*What needs to be done*.
Note each line in the data below that holds "Output", and copy it.

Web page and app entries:
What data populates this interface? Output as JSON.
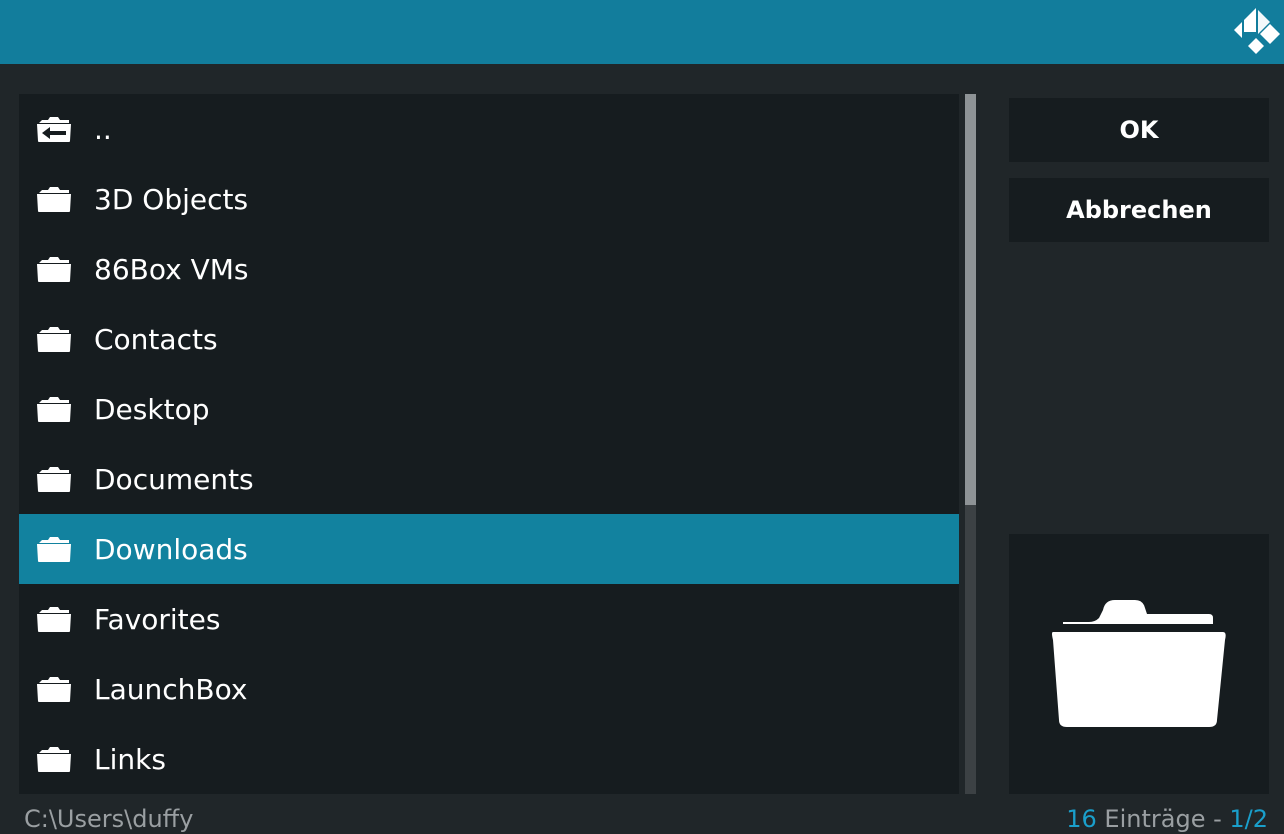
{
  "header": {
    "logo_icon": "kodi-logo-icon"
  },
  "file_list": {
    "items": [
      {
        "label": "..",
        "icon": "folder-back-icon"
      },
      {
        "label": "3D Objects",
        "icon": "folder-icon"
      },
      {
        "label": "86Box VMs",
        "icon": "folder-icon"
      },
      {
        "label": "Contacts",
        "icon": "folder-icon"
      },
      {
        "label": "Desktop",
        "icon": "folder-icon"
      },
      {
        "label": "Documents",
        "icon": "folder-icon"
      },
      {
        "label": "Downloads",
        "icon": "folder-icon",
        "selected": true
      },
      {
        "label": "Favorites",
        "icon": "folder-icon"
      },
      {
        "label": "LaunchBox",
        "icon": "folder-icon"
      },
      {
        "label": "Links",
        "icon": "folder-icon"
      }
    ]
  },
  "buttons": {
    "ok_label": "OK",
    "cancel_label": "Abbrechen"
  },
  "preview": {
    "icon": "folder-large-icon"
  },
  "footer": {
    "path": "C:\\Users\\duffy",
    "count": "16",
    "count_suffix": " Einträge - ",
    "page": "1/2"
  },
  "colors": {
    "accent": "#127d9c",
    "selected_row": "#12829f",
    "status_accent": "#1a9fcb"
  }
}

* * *

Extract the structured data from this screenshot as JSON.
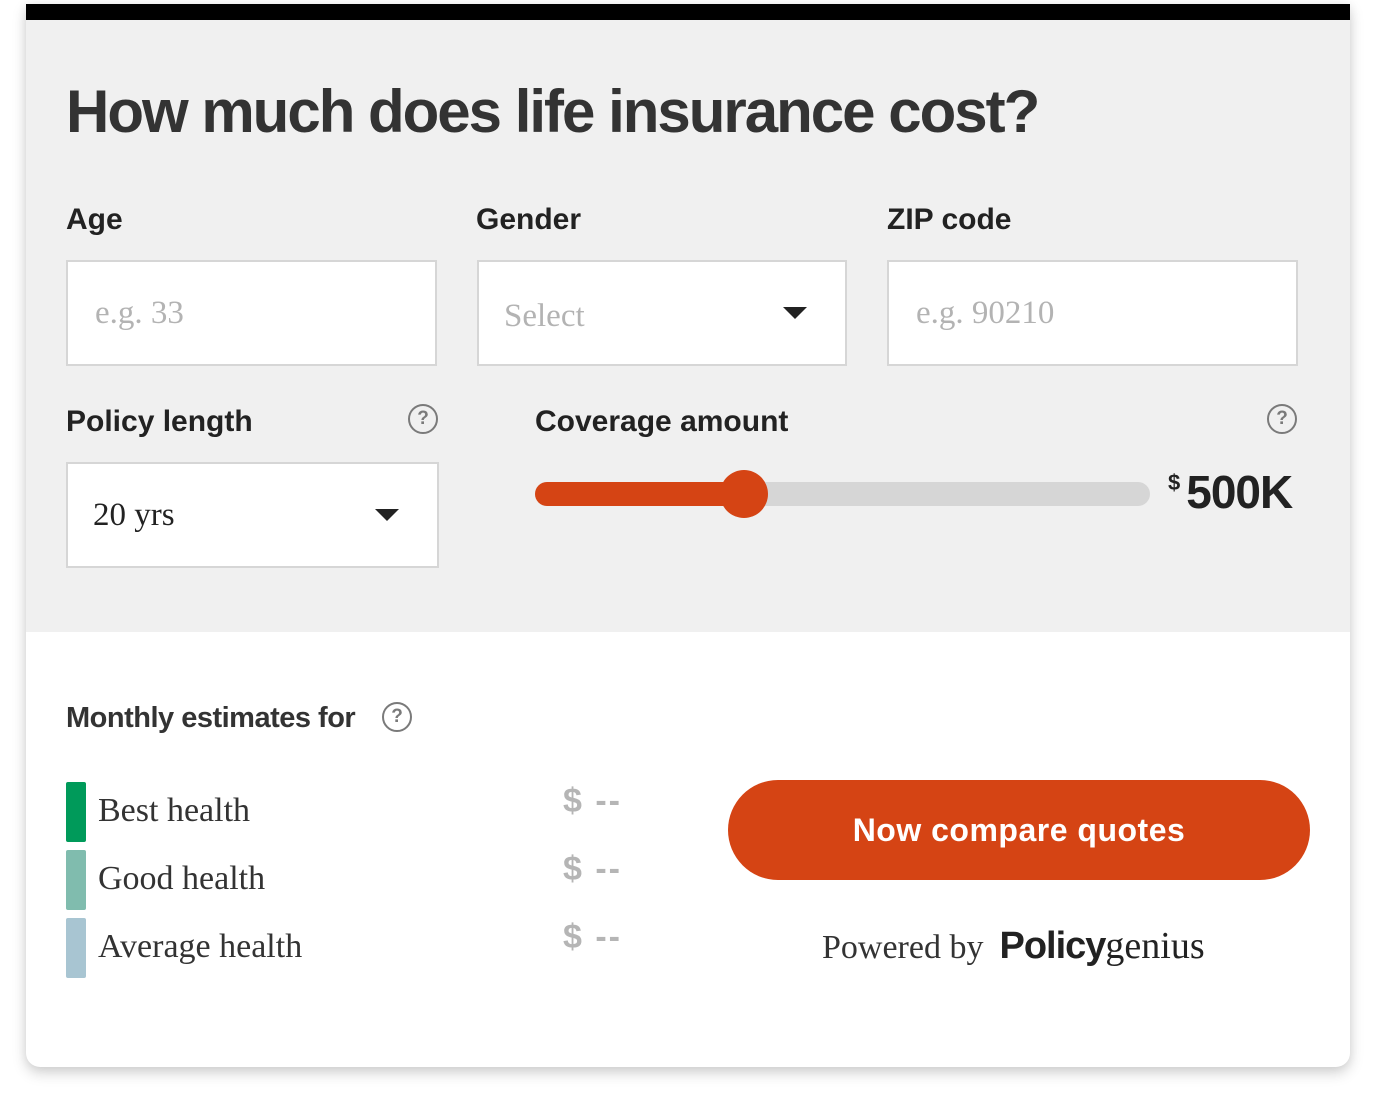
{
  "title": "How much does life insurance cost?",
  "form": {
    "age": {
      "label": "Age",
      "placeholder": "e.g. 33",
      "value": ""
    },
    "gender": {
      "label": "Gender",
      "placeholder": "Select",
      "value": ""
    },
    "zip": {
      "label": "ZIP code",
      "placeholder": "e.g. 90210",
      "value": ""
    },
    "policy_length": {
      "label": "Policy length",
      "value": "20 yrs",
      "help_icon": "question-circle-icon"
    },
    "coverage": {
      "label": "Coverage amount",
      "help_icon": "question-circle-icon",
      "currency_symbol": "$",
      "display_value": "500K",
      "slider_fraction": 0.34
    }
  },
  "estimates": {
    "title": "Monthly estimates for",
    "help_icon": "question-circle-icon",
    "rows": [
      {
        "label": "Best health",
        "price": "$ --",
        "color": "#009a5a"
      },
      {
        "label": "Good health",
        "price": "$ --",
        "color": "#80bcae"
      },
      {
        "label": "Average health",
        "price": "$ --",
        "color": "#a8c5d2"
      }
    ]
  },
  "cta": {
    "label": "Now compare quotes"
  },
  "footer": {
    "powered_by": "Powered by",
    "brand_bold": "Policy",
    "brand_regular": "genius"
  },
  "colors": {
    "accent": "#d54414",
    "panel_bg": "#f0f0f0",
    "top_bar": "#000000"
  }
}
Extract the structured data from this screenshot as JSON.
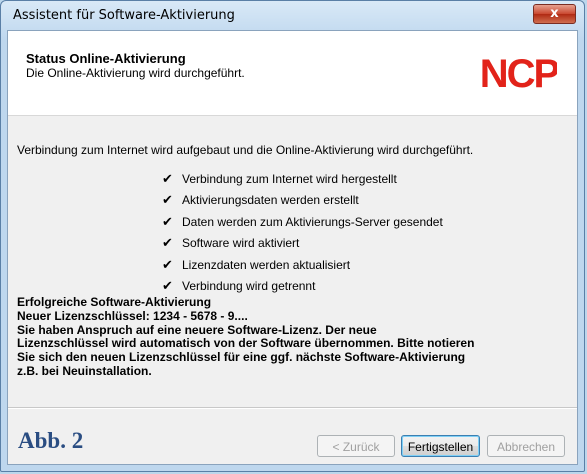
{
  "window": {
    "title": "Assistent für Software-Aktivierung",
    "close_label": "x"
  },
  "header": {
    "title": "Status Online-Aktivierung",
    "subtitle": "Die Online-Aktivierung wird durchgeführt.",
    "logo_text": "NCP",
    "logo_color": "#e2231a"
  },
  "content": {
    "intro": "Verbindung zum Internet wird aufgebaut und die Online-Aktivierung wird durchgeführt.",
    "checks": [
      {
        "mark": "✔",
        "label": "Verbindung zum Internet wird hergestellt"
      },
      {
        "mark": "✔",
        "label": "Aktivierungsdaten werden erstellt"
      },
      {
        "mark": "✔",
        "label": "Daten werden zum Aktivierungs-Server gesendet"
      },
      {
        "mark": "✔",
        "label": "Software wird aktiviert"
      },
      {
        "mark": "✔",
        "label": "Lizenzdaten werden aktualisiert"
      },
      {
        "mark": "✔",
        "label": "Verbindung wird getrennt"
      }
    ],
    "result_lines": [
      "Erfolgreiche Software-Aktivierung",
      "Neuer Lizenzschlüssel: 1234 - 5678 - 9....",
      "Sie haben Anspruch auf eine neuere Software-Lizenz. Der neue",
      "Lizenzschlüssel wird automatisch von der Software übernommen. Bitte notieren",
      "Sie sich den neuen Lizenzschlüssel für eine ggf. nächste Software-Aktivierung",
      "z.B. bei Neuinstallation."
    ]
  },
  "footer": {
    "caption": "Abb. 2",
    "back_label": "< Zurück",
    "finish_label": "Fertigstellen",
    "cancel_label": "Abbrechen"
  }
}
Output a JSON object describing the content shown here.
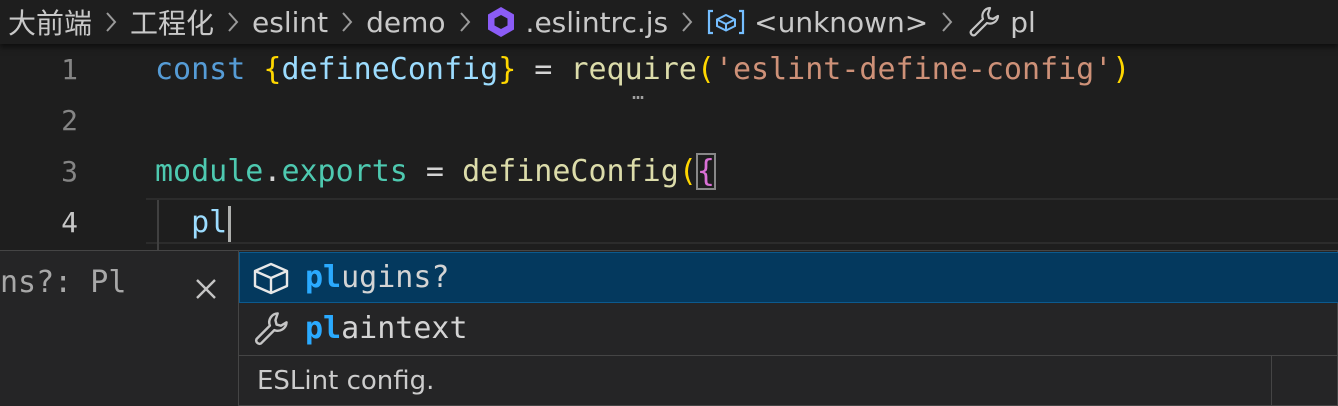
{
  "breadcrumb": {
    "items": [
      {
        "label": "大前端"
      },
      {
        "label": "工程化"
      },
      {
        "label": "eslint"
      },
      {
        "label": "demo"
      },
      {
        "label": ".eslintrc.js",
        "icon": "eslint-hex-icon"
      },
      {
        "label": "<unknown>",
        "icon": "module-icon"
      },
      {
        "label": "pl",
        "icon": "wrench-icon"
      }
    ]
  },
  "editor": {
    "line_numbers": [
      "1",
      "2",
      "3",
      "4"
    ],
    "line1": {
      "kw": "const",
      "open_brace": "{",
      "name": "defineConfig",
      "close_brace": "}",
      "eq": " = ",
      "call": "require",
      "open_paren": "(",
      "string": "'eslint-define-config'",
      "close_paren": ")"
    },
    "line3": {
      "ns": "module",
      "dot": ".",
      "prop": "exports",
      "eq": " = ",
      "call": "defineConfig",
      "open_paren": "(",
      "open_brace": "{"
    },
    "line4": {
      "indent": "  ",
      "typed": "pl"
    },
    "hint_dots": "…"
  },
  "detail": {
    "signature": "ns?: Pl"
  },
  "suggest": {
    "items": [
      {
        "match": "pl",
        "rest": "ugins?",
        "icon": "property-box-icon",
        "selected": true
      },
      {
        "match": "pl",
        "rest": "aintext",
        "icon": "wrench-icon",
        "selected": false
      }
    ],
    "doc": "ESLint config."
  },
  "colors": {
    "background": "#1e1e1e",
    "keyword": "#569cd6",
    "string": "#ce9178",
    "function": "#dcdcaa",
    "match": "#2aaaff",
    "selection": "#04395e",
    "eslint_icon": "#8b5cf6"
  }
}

*Answer space*.
What data populates this interface? Output as JSON.
Output a JSON object describing the content shown here.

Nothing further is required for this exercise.